With a vote of its County Board of Commissioners in early April, Marshall County become the last of ninety-two Indiana Counties to share four critical geospatial data sets with the Indiana Geographic Information Office. This exceptional level of County-State cooperation, and the important statewide data created by the project, validates the concept of a local-to-state-to-national approach to building and maintaining a National Map. Geographic Information System (GIS) technology and data generally, and these four county level data sets in particular, support public safety and economic development, and provide geographic context for a myriad of government policy decisions about everything from natural resources to voting precincts. Beginning in 2008, the Indiana Geographic Office joined with other GIS partners to develop, integrate, and publish the following four statewide geographic data layers using existing county data:
- Land Parcels
- Address Points (that connect a street address with a geographic coordinate)
- Street Centerlines (with street name and address ranges)
- Local Administrative Boundaries (such as school and election districts)
With the addition of Marshall County, Indiana has complete statewide coverage of these data, thereby increasing the value and usefulness for all Indiana citizens. Watch a YouTube video showing the progress of the data sharing initiative here – http://youtu.be/6rhYstRhKS8
“I love working with Hoosiers!” said Jim Sparks, Indiana’s Geographic Information Officer, a position created by state statute in 2007 and responsible for coordinating GIS across all levels of government, academia, and the private sector. “One-hundred percent voluntary participation in this important County-State project is a testament to our active and engaged Indiana GIS community. We are all working collaboratively to improve the quality of life for Hoosiers by supporting economic development, public safety, transportation, and government and private sector efficiency through the availability of these critical data.”
As a result of the data sharing project, these layers are already being used by the Indiana State Police, Department of Homeland Security, Department of Natural Resources, and the Secretary of State’s office, as well as colleges, universities, the private sector, and the counties from which the data originated.
Public safety was a key incentive for many of the counties to participate in the statewide project.

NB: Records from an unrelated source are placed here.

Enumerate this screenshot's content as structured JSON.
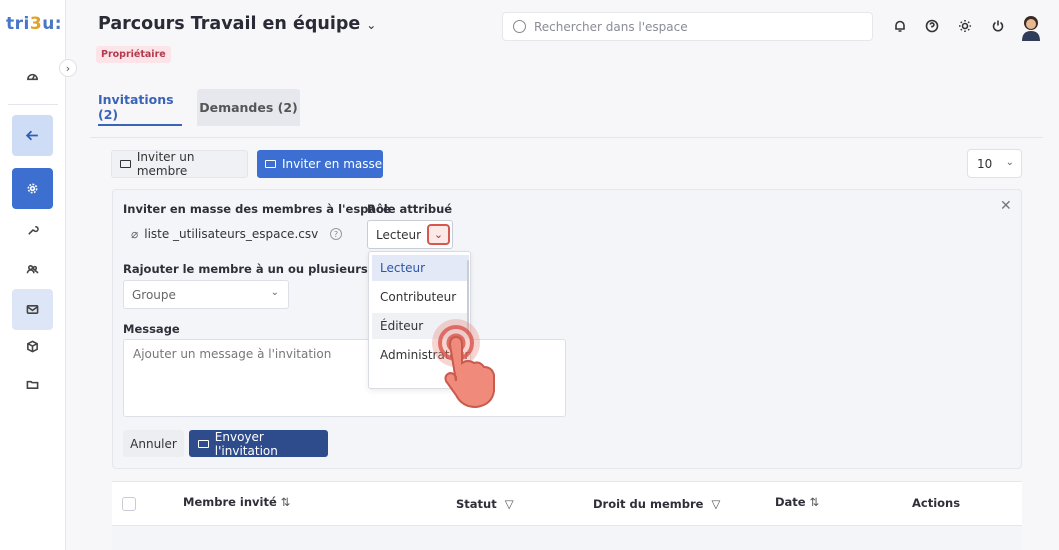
{
  "app": {
    "logo_text_a": "tri",
    "logo_text_b": "3",
    "logo_text_c": "u:",
    "space_title": "Parcours Travail en équipe",
    "role_badge": "Propriétaire",
    "search_placeholder": "Rechercher dans l'espace"
  },
  "header_icons": [
    "bell-icon",
    "help-icon",
    "sun-icon",
    "power-icon"
  ],
  "sidebar": {
    "icons": [
      "dashboard-icon",
      "back-arrow-icon",
      "settings-icon",
      "tools-icon",
      "members-icon",
      "mail-icon",
      "cube-icon",
      "folder-icon"
    ]
  },
  "tabs": [
    {
      "label": "Invitations (2)",
      "active": true
    },
    {
      "label": "Demandes (2)",
      "active": false
    }
  ],
  "toolbar": {
    "invite_member": "Inviter un membre",
    "invite_bulk": "Inviter en masse",
    "page_size": "10"
  },
  "bulk_form": {
    "bulk_label": "Inviter en masse des membres à l'espace",
    "file_name": "liste _utilisateurs_espace.csv",
    "role_label": "Rôle attribué",
    "role_value": "Lecteur",
    "group_label": "Rajouter le membre à un ou plusieurs group",
    "group_placeholder": "Groupe",
    "message_label": "Message",
    "message_placeholder": "Ajouter un message à l'invitation",
    "cancel": "Annuler",
    "send": "Envoyer l'invitation"
  },
  "role_menu": {
    "options": [
      "Lecteur",
      "Contributeur",
      "Éditeur",
      "Administrateur"
    ],
    "selected": "Lecteur"
  },
  "table": {
    "columns": [
      "Membre invité",
      "Statut",
      "Droit du membre",
      "Date",
      "Actions"
    ]
  },
  "colors": {
    "primary": "#3c6fd1",
    "dark_primary": "#2e4c8c",
    "badge_bg": "#fde4e8",
    "badge_text": "#b43a4e",
    "highlight": "#d6574d"
  }
}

David Vice, Executive Director of the Indiana Integrated Public Safety Commission remarked, “When agencies share data, lives are saved and public offices become more efficient. Sharing data encourages collaboration among agencies, provides for informed decision-making and reduces redundancy of data production. Further, planning and policy groups become better informed, particularly in terms of emergency calls and disaster response. We can be proud that all 92 counties are now sharing their map data, a major milestone that will benefit all Indiana taxpayers.”
These data layers, along with other geographic information are freely available to the public from the IndianaMap (http://bit.ly/1JLsrah), a web-based data portal, viewer, and download tool which has demonstrated a 34 to 1 return on investment (http://www.igic.org/projects/indianamap/IndianaMapNews.pdf). Given that 80% or more of government data has a geographic component, it is not surprising that Indiana government agencies, universities, and private sector companies have received significant benefit from the 240-plus layers of publicly available, highly accurate, and current geospatial information offered for viewing and download at the IndianaMap. The data contributed by all 92 Indiana counties adds even more value to the IndianaMap.
The Indiana Geographic Information Office is located within the Indiana Office of Technology and was created by state statute in 2007 to facilitate GIS data cooperation between units of the federal, state, and local governments; integrate GIS data and framework data into a statewide base map; develop and maintain statewide framework data layers; provide public access to GIS data and framework data in locations throughout Indiana; and serve as Geographic Information Officer for state agencies.
The GIS Office contributes to the quality of Indiana as a place to live and work by cultivating statewide geographic information resources (relationships, data and technology) so that individuals and organizations across the state have appropriate access to accurate and relevant geographic information and technology.